Well, not true.  The first word is capitalized.  The last word has a period.

At first, that bugged me.  Then I realized that every single one of my children, when writing, has struggled with the idea of capitalizing the first word of a sentence.  And most have struggled with remembering ending punctuation.  So them getting that "clue" in here?  Yes, that works for me.  Start to get it ingrained that the sentence starts with a capital.  Who knows if it will translate to their own writing.

Here is an example at level 3.  The color coded lines are still there, but the sentence is clearly far more complex.

My older three (ages 11, 13 and 15) are mostly working at this level.  The 15 year old finds it really easy, but my severely dyslexic 13 year old has to work at it a bit.

I like the reinforcement he gets with it.

Even if he doesn't love it.

As you go through the program, you earn puzzle pieces.  Once the puzzle is complete (supposedly... I haven't seen it yet!) the image does some fun little animation or another.

What do we think?  

This app is never going to make it into the top ten "Favorite App of All Time" list for any of my kids.  That being said, they are all willing to use it, and once they get started, they will play with sentences for quite some time.

I think this is a very solid app.  I have the ability to go in and see how they are doing, which is not the case with most of the free apps we've tried.  Like I said above, I also love that we can have multiple users.

It is well designed and well thought-out.   The younger kids are definitely learning from it, and the older ones are getting some good reinforcement.

I am impressed enough that I am looking at some of their other apps.  Like Preposition Builder.  Because we definitely need that one.

Rainbow Sentences is available in the iTunes store for $7.99.

Members of the Schoolhouse Review Crew had the chance to work with this or another app called Story Builder.  To see what my fellow crewmates had to say about these, click the banner here:


Disclaimer:  As part of the TOS Homeschool Review Crew, I did receive products as mentioned above for the purposes of a review.  All opinions are my own.  For more about my take on reviews, visit my blog post here.

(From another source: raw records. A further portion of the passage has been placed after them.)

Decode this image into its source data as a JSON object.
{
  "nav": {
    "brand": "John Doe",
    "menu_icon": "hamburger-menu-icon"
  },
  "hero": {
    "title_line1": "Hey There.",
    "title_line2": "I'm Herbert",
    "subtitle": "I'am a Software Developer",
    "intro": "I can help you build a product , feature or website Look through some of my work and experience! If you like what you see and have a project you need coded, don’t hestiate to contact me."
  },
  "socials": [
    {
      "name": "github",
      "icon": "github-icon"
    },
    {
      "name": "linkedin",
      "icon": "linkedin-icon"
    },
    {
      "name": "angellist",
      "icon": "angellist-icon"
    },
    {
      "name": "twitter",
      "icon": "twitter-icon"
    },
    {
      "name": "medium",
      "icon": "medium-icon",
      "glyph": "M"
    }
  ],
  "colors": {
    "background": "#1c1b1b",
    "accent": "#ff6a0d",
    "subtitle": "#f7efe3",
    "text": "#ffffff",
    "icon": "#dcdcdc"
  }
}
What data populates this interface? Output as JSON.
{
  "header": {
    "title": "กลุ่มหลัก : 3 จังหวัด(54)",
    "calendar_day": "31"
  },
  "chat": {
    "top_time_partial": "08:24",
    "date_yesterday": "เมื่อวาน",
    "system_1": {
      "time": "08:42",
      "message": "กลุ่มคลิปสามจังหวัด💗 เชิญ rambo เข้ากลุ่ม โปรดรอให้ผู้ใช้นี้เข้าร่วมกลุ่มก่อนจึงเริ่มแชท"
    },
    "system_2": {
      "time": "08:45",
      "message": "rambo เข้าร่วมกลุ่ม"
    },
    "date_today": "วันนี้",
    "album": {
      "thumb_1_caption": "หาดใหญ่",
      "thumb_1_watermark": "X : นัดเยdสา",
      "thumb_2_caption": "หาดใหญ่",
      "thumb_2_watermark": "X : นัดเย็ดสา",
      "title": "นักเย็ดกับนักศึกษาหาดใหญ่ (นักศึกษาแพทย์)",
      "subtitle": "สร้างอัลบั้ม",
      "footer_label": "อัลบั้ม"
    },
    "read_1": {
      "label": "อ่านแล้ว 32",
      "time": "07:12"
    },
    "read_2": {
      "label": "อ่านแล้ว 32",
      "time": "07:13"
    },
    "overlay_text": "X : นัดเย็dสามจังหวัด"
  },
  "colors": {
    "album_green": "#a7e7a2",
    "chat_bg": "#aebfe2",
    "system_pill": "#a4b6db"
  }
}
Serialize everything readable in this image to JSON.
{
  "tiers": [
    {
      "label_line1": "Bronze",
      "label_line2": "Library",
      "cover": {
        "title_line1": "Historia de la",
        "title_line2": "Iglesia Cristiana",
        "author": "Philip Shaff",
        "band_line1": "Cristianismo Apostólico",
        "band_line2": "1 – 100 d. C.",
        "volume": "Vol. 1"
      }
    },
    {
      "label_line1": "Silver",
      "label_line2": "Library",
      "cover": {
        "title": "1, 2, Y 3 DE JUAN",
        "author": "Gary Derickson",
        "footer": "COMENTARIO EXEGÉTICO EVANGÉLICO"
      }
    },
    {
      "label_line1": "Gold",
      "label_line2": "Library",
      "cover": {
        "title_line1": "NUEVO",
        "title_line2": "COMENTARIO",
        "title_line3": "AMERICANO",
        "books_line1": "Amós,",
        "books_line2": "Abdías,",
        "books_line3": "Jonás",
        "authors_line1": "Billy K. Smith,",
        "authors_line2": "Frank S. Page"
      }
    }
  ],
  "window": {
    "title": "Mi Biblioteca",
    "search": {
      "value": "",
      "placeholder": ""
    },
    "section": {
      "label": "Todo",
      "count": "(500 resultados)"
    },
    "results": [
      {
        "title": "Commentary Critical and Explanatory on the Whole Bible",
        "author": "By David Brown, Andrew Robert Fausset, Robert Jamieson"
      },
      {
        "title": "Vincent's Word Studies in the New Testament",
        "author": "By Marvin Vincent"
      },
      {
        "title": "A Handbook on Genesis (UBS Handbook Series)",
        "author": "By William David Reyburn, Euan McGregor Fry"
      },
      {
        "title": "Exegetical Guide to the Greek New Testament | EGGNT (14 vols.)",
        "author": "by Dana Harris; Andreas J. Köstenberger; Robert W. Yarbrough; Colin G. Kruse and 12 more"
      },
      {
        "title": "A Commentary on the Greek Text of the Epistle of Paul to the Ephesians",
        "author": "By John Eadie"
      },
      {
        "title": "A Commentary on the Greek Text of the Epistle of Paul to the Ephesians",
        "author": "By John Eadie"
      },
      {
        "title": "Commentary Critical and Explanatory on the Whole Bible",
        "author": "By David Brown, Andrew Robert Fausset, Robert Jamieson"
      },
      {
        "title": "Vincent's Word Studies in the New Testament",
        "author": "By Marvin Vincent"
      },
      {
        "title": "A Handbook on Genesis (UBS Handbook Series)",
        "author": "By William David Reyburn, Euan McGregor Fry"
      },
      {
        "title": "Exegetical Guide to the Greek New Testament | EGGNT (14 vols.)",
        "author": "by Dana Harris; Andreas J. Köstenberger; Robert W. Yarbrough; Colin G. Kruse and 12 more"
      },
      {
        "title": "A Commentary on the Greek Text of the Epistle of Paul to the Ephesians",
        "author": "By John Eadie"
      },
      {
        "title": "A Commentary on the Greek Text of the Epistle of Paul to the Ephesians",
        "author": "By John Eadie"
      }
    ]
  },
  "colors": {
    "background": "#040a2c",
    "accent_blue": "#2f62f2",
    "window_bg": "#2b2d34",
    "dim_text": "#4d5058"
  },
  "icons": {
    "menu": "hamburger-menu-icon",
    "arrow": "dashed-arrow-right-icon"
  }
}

1 comment:

Unknown said...

Another reason to buy an iPad! I loved Storybuilder, but this one seems a bit more complex and challenging.